Saved entries:
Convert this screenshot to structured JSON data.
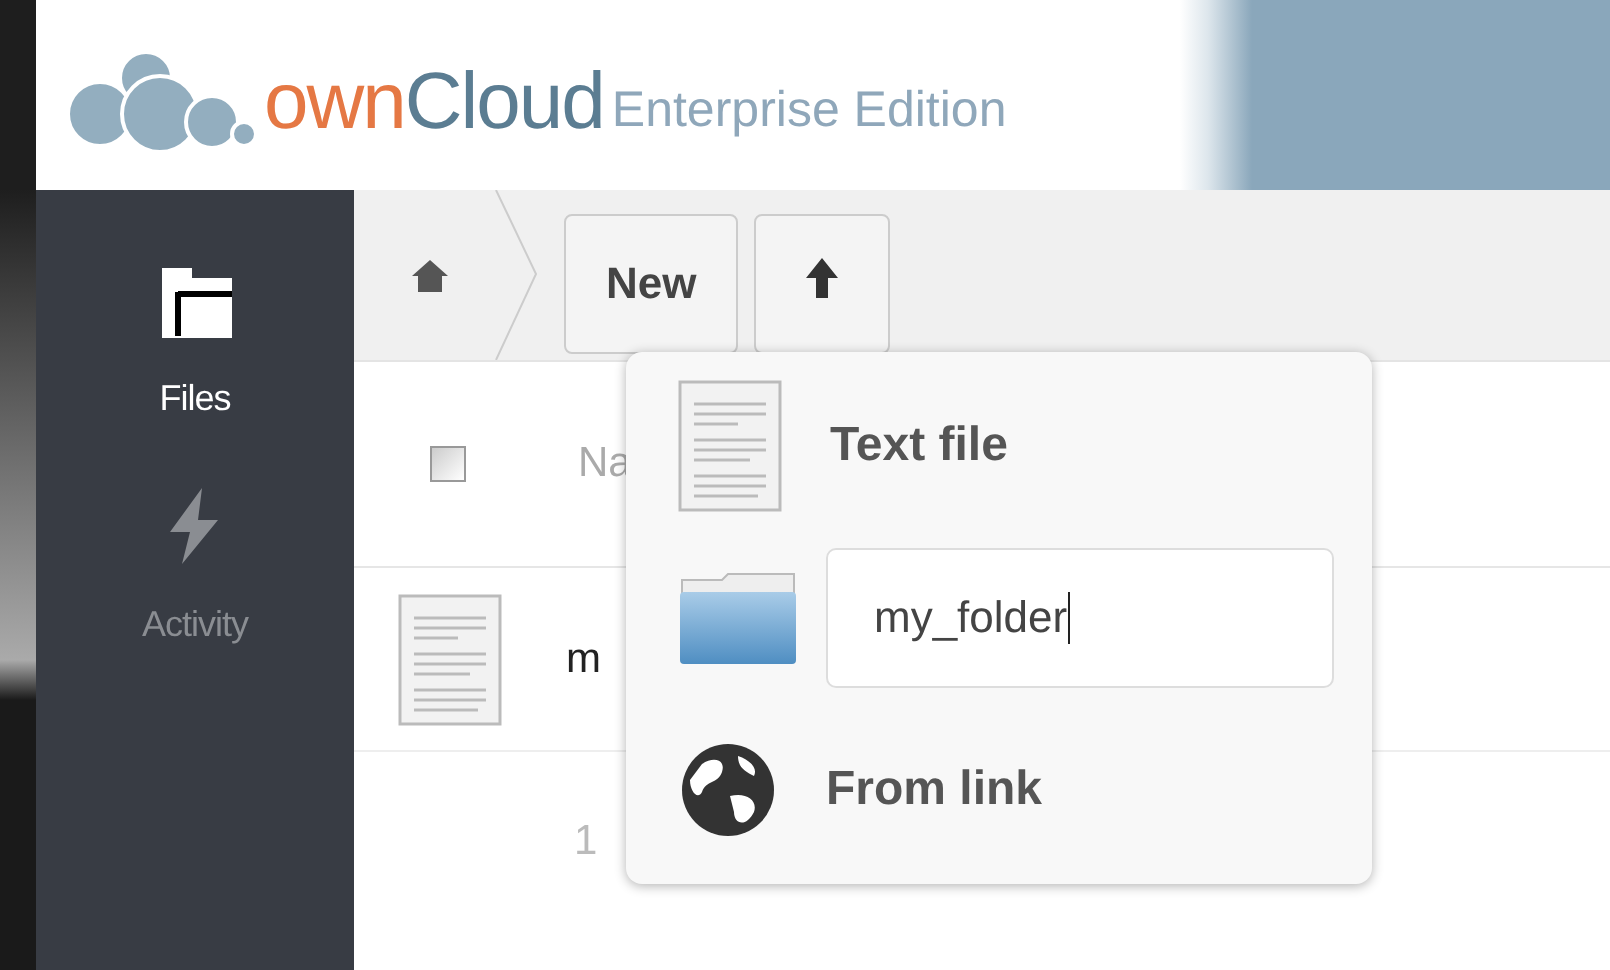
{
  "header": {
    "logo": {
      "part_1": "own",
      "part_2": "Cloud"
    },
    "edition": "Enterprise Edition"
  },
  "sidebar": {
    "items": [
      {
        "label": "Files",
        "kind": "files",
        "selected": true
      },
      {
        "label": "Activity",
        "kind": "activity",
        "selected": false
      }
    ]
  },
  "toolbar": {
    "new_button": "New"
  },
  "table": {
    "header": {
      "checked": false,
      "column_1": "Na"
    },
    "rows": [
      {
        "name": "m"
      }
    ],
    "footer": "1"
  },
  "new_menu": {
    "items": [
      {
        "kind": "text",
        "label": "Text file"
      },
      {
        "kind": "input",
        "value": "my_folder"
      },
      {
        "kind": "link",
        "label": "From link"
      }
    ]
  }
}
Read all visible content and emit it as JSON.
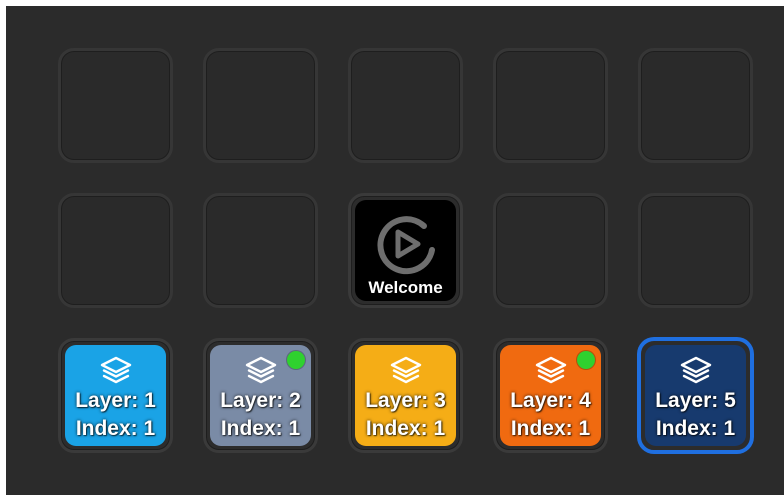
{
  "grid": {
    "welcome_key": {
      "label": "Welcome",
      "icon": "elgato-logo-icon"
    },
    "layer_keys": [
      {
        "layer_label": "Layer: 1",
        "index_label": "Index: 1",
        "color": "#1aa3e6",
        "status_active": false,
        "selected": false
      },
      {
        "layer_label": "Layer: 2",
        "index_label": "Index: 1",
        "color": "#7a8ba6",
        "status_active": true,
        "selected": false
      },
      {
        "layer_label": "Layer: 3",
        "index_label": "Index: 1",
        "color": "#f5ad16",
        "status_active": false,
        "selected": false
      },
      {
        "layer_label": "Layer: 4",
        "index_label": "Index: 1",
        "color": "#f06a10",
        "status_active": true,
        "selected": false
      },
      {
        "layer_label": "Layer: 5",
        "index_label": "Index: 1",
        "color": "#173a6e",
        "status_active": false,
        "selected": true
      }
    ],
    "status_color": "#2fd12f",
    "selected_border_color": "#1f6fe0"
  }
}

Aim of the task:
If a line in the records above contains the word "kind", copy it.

The completed task:
        "kind": "files",
        "kind": "activity",
        "kind": "text",
        "kind": "input",
        "kind": "link",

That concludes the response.